Let’s cheer ourselves up a bit with another name, a girl’s name this time (and thus less vulnerable to WWI), and one with two variants right off the bat: Rachel. The huge explosion of popularity of the common spelling in the 1970s makes it a little difficult to see some of the less common versions, so I’ve added a normalized graph, as well (with all forms of ‘Rachel’ adding up to 100%, so it’s no longer a graph of name popularity, but of variant trends).
Before 1900, the only variant, making up about 5% of the total, is “Rachael”, and here’s an interesting etymology: basically, parents liked the baroque feel of the name “Michael” and copied it. In Hebrew, the vowel before the “l” in Rachel and Michael is different; this isn’t a transliteration, it’s an adaptation for aesthetic reasons.

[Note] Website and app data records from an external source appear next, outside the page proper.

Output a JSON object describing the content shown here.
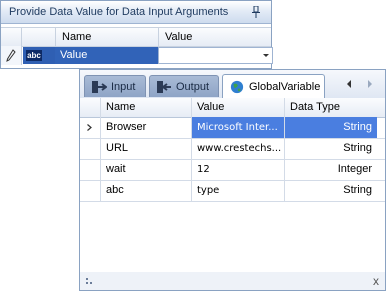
{
  "top_panel": {
    "title": "Provide Data Value for Data Input Arguments",
    "columns": [
      "Name",
      "Value"
    ],
    "row": {
      "type_icon": "abc",
      "name": "Value",
      "value": ""
    }
  },
  "bottom_panel": {
    "tabs": [
      {
        "label": "Input",
        "icon": "input-icon"
      },
      {
        "label": "Output",
        "icon": "output-icon"
      },
      {
        "label": "GlobalVariable",
        "icon": "globe-icon"
      }
    ],
    "columns": [
      "Name",
      "Value",
      "Data Type"
    ],
    "rows": [
      {
        "name": "Browser",
        "value": "Microsoft Inter...",
        "type": "String"
      },
      {
        "name": "URL",
        "value": "www.crestechs...",
        "type": "String"
      },
      {
        "name": "wait",
        "value": "12",
        "type": "Integer"
      },
      {
        "name": "abc",
        "value": "type",
        "type": "String"
      }
    ],
    "close_label": "x"
  },
  "colors": {
    "selection": "#3163b8",
    "row_selection": "#4a7ee0",
    "border": "#8aa2c2"
  }
}
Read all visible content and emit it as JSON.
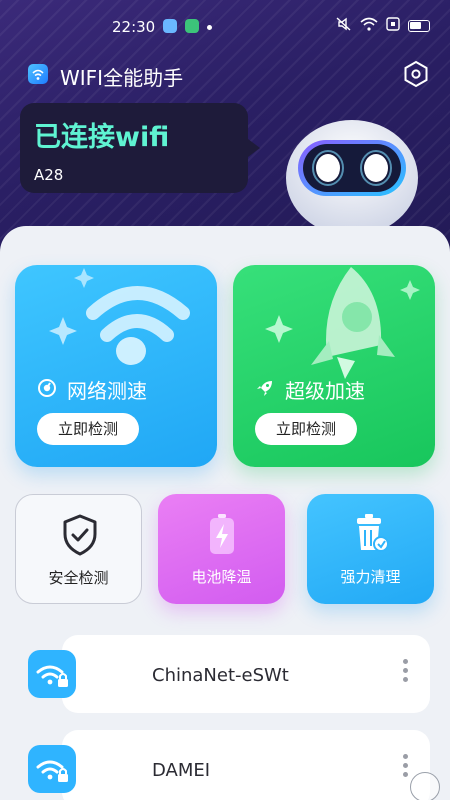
{
  "status_bar": {
    "time": "22:30"
  },
  "header": {
    "app_title": "WIFI全能助手"
  },
  "connection": {
    "status_text": "已连接wifi",
    "ssid": "A28"
  },
  "feature_cards": [
    {
      "label": "网络测速",
      "button": "立即检测",
      "color": "#2bb4fb"
    },
    {
      "label": "超级加速",
      "button": "立即检测",
      "color": "#22cf68"
    }
  ],
  "tools": [
    {
      "label": "安全检测",
      "color": "#f6f8fb"
    },
    {
      "label": "电池降温",
      "color": "#de6ff2"
    },
    {
      "label": "强力清理",
      "color": "#2fb4fb"
    }
  ],
  "wifi_list": [
    {
      "name": "ChinaNet-eSWt",
      "icon": "wifi-lock-icon"
    },
    {
      "name": "DAMEI",
      "icon": "wifi-lock-icon"
    }
  ]
}
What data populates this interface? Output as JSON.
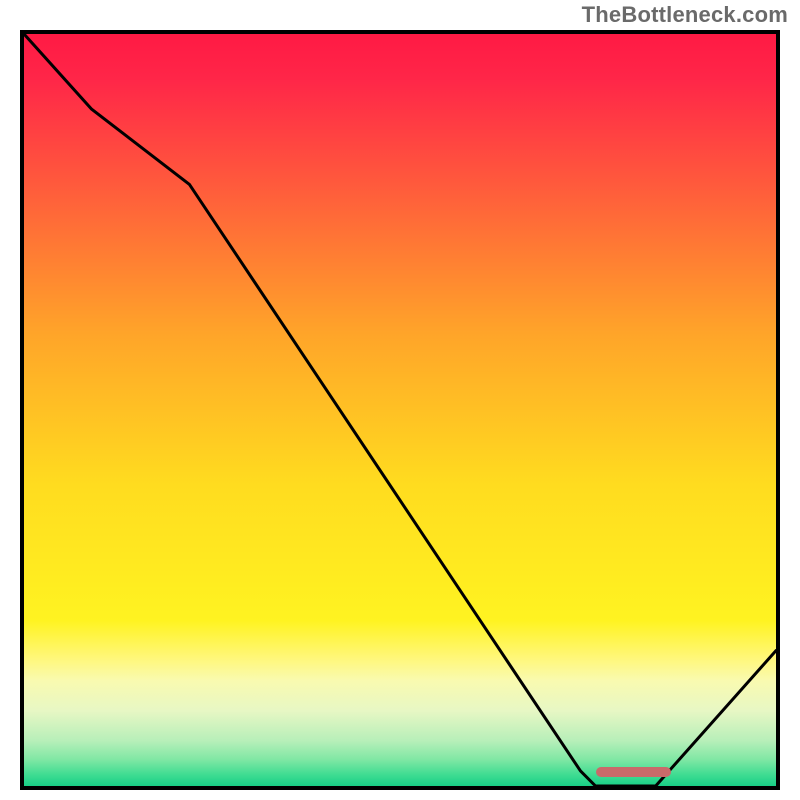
{
  "watermark": "TheBottleneck.com",
  "chart_data": {
    "type": "line",
    "title": "",
    "xlabel": "",
    "ylabel": "",
    "xlim": [
      0,
      100
    ],
    "ylim": [
      0,
      100
    ],
    "grid": false,
    "legend_position": "none",
    "series": [
      {
        "name": "curve",
        "x": [
          0,
          9,
          22,
          74,
          76,
          84,
          100
        ],
        "y": [
          100,
          90,
          80,
          2,
          0,
          0,
          18
        ]
      }
    ],
    "optimal_range_x": [
      76,
      86
    ],
    "gradient": {
      "stops": [
        {
          "offset": 0.0,
          "color": "#ff1a44"
        },
        {
          "offset": 0.06,
          "color": "#ff2648"
        },
        {
          "offset": 0.2,
          "color": "#ff5a3c"
        },
        {
          "offset": 0.4,
          "color": "#ffa529"
        },
        {
          "offset": 0.6,
          "color": "#ffdc1f"
        },
        {
          "offset": 0.78,
          "color": "#fff321"
        },
        {
          "offset": 0.83,
          "color": "#fff77a"
        },
        {
          "offset": 0.86,
          "color": "#f9fab0"
        },
        {
          "offset": 0.9,
          "color": "#e7f7c4"
        },
        {
          "offset": 0.94,
          "color": "#b7efb9"
        },
        {
          "offset": 0.965,
          "color": "#7fe7a4"
        },
        {
          "offset": 0.985,
          "color": "#3fdc92"
        },
        {
          "offset": 1.0,
          "color": "#18cf86"
        }
      ]
    }
  }
}
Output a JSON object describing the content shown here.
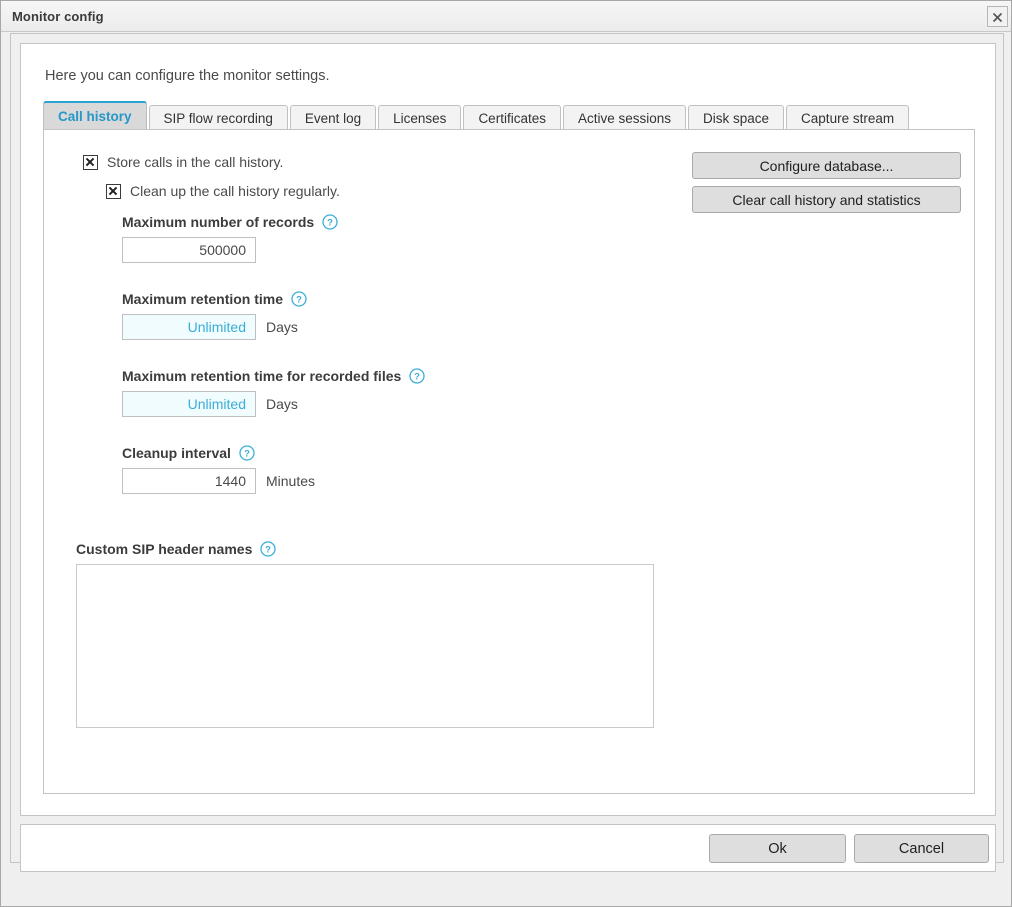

The same thing starts to happen later with some girls being named “Racheal”. (As an aside, I know someone named Micheal; he rues the irony that his parents wanted it to be easier to spell, but instead ensured everyone misspells his name. One time after a few too many libations I asked him if it was possible his parents were just poor spellers; he claims not.)
Once again we see a huge discontinuity in 1935 with the name Rochelle (which isn’t etymologically linked to Rachel, but it’s still pretty similar); my guess is this is an artifact of parents for the first time signing up young children before they had a chance to die of childhood illnesses, but that hypothesis would require further testing.
By the way, there are 79 versions of Rachel in the database (here’s my first, failed attempt to graph them all); what you see here is the top 16, with all the rest lumped together as “Other”, including Rchel (which is, I suspect, actually R’chel. Could be inspired by Hebrew, could be inspired by Klingon. I leave you to judge what, if any, trauma will occur to baby girls named Ratchel.)
Stream or stacked-area graphs are a good way of exploring certain patterns, such as girls named after months:
A few observations: (1) The only month missing is February. (2) Spider-Man’s Aunt May is well named, when the comic started in the 1960s it was already old fashioned. (3) Apparently there are a bunch of 30-year-olds named April whom I’ve never met. (4) January Jones’s name is not as uncommon as I thought; statistically, at least one of them must be a good actor. (5) I would not have predicted that the first unusual month name would be “September”, nor that it would have started in the 1950s. (5) Who names a girl “March”?!